These are Reese's Cup wanna-bes. They are amazing. They are really, ridiculously easy to make, and the flavor is the perfect balance of salty and sweet, with just a little bit of texture. Yum.

Chocolate Peanut Butter Bars
1/2 cup + 1/4 cup butter
1 3/4 cup confectioner's sugar
1 cup creamy peanut butter
3/4 cup graham cracker crumbs
1/2 cup semisweet chocolate

Line either an 8x8, a 9x9, or a 7x11 inch pan with foil.

Melt 1/2 cup butter over low heat. Remove from the heat and stir in the confectioner's sugar. Add the peanut butter and graham cracker crumbs and stir again. Spread in the pan evenly.

Over low heat melt 1/4 cup butter. Add the chocolate, then stir until nearly melted. Remove from the heat and stir until smooth and shiny.

Spread over the peanut butter mixture. Pop in the fridge for 30 minutes. Cut in bars with a pizza cutter, serve and enjoy, then keep the leftovers in the fridge:)

Bob's Surprise Birthday Dinner

For his birthday, we told Bob we were going to make him a dinner of his choice. Instead, we planned him a surprise party (we still made dinner, though). Bob requested a comforting meal from his childhood: pulled pork sandwiches, potatoes au gratin, and kansas dirt cake. I've only ever made potatoes au gratin. Bob wanted his mother's recipes, though, so my little knowledge of these dishes flew out the window. We elected to have someone bring the potatoes, and I focused my energy on the pulled pork, the cake, and the decor!

I had no idea what cut of meat to use, of course, but my butcher happily told me. The conversation went something like this:
"I want to make pulled pork." -me
"So you want a pork shoulder?" -her
"I guess that is what I want!?" -me, relieved
"How much?" -her
"Uhhh..... four pounds?" - me, confused again

Slow Cooker Pulled Pork for Sandwiches
4 lb pork shoulder, or butt
24 ounces root beer
2 tablespoons minced garlic
1 teaspoon montreal steak seasoning
1 tablespoon worcestershire sauce
1/2 teaspoon Johnny's Seasoning Salt
16 ounces of barbeque sauce

In your slow cooker insert, put the pork shoulder and the root beer. Let it sit overnight.

The next morning, about 9 hours before serving, place the insert into your slow cooker, add the garlic, steak seasoning, and worcestershire, then cook on low.

About 9 hours later, drain and shred the pork. Mix the barbeque sauce in and place the shredded pork in the slow cooker on warm to serve.

Serves 10-12.


Kansas Dirt Cake
by Pastor Bob's Mom:)
1 package oreos
2 small boxes instant vanilla pudding
3 cups milk
8 ounces cream cheese
1/2 cup softened butter or margarine
1 cup powdered sugar
1 large container cool whip

Crush the oreos finely.
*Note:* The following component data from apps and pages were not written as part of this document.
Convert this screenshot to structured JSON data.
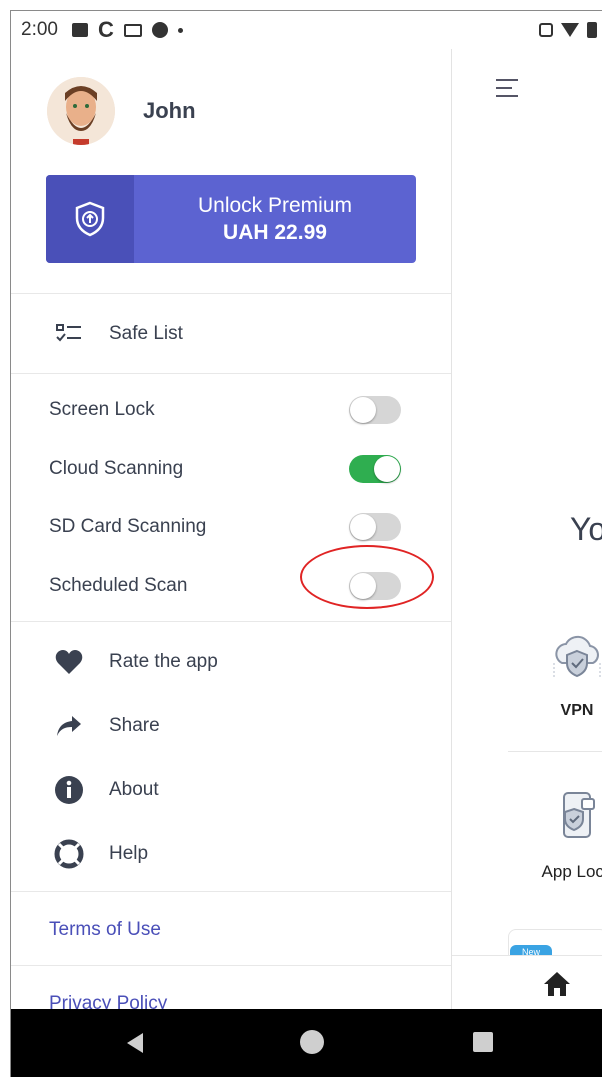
{
  "status_bar": {
    "time": "2:00",
    "left_icons": [
      "photo-icon",
      "c-app-icon",
      "mail-icon",
      "circle-alert-icon",
      "dot-icon"
    ],
    "right_icons": [
      "vibrate-icon",
      "wifi-icon",
      "battery-icon"
    ]
  },
  "drawer": {
    "profile": {
      "name": "John"
    },
    "premium": {
      "title": "Unlock Premium",
      "price": "UAH 22.99",
      "icon": "shield-upgrade-icon"
    },
    "safe_list": {
      "label": "Safe List",
      "icon": "checklist-icon"
    },
    "toggles": [
      {
        "label": "Screen Lock",
        "on": false
      },
      {
        "label": "Cloud Scanning",
        "on": true
      },
      {
        "label": "SD Card Scanning",
        "on": false
      },
      {
        "label": "Scheduled Scan",
        "on": false
      }
    ],
    "actions": [
      {
        "label": "Rate the app",
        "icon": "heart-icon"
      },
      {
        "label": "Share",
        "icon": "share-arrow-icon"
      },
      {
        "label": "About",
        "icon": "info-icon"
      },
      {
        "label": "Help",
        "icon": "lifebuoy-icon"
      }
    ],
    "links": {
      "terms": "Terms of Use",
      "privacy": "Privacy Policy"
    }
  },
  "main": {
    "greeting_partial": "You",
    "features": [
      {
        "label": "VPN",
        "icon": "cloud-shield-icon"
      },
      {
        "label": "App Lock",
        "icon": "phone-lock-icon"
      }
    ],
    "badge": "New",
    "bottom_nav": {
      "icon": "home-icon"
    }
  },
  "colors": {
    "accent": "#5c63d1",
    "accent_dark": "#4a50b8",
    "toggle_on": "#2fae50",
    "link": "#4a4fb8",
    "highlight": "#e02424"
  }
}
Place about 2/3 into bottom of 10x15 pyrex and reserve the rest for the top. Mix the pudding powder and milk together. Whisk for two minutes. Put in fridge to set for 5 minutes.
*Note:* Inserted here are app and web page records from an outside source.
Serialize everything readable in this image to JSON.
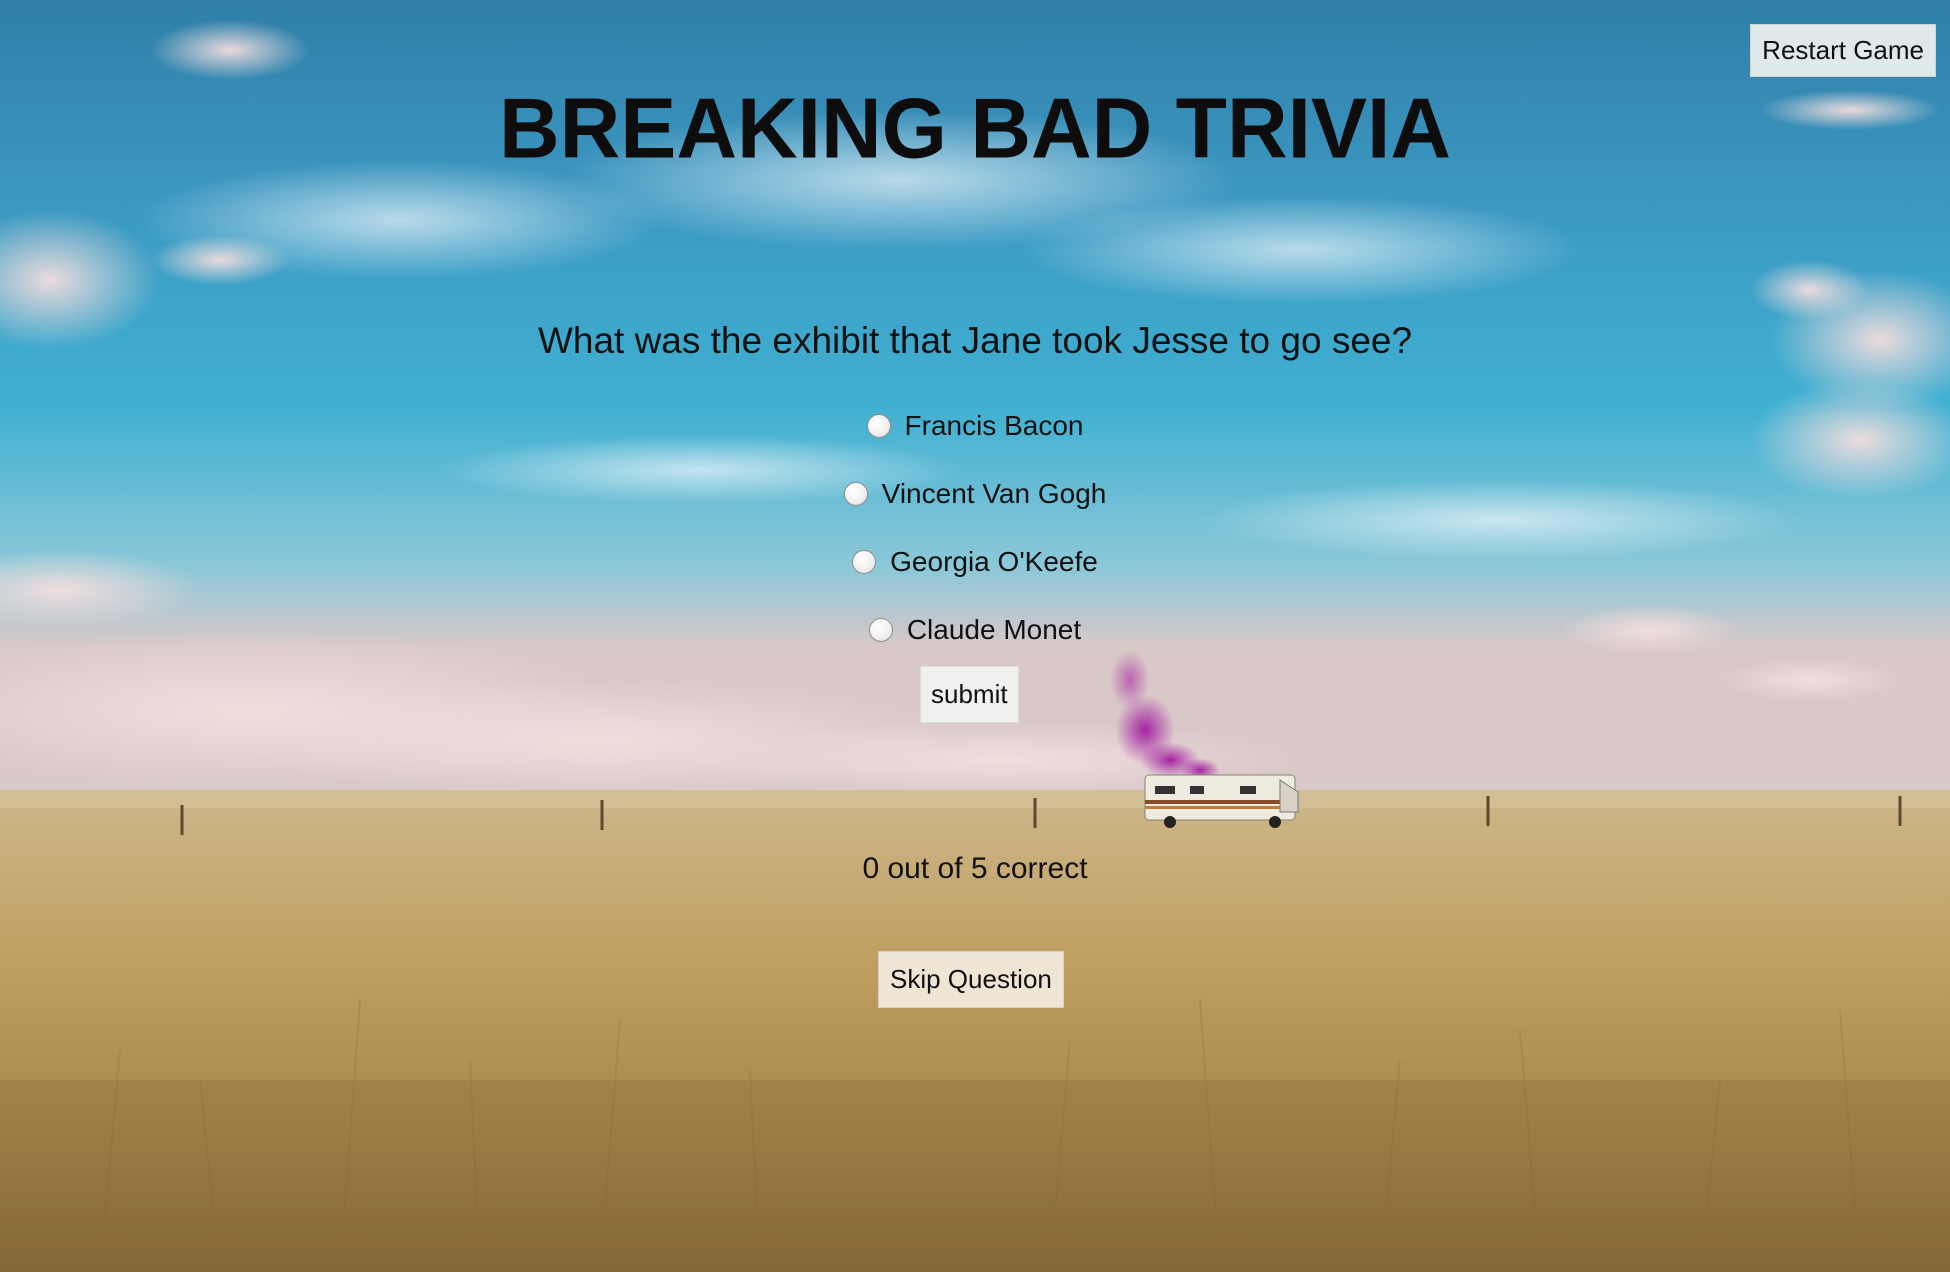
{
  "header": {
    "restart_label": "Restart Game",
    "title": "BREAKING BAD TRIVIA"
  },
  "quiz": {
    "question": "What was the exhibit that Jane took Jesse to go see?",
    "options": [
      {
        "label": "Francis Bacon",
        "selected": false
      },
      {
        "label": "Vincent Van Gogh",
        "selected": false
      },
      {
        "label": "Georgia O'Keefe",
        "selected": false
      },
      {
        "label": "Claude Monet",
        "selected": false
      }
    ],
    "submit_label": "submit",
    "score_text": "0 out of 5 correct",
    "skip_label": "Skip Question"
  },
  "background": {
    "scene": "desert-sky-rv-icon",
    "sky_color": "#2f9ccc",
    "grass_color": "#b89a5c",
    "smoke_color": "#a01aa0"
  }
}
Meanwhile, cream together the cream cheese and the butter/margarine. Then add the powdered sugar. Add the pudding to the mix, then fold in the cool whip. Pour over the crushed oreos.

Sprinkle the top with remaining oreos, then freeze for at least 8 hours before serving.

Serves a lot. Probably 16. Who knows. All I know is there's a LOT left in my freezer.


Also, we surprised the hell out of him. Yay:)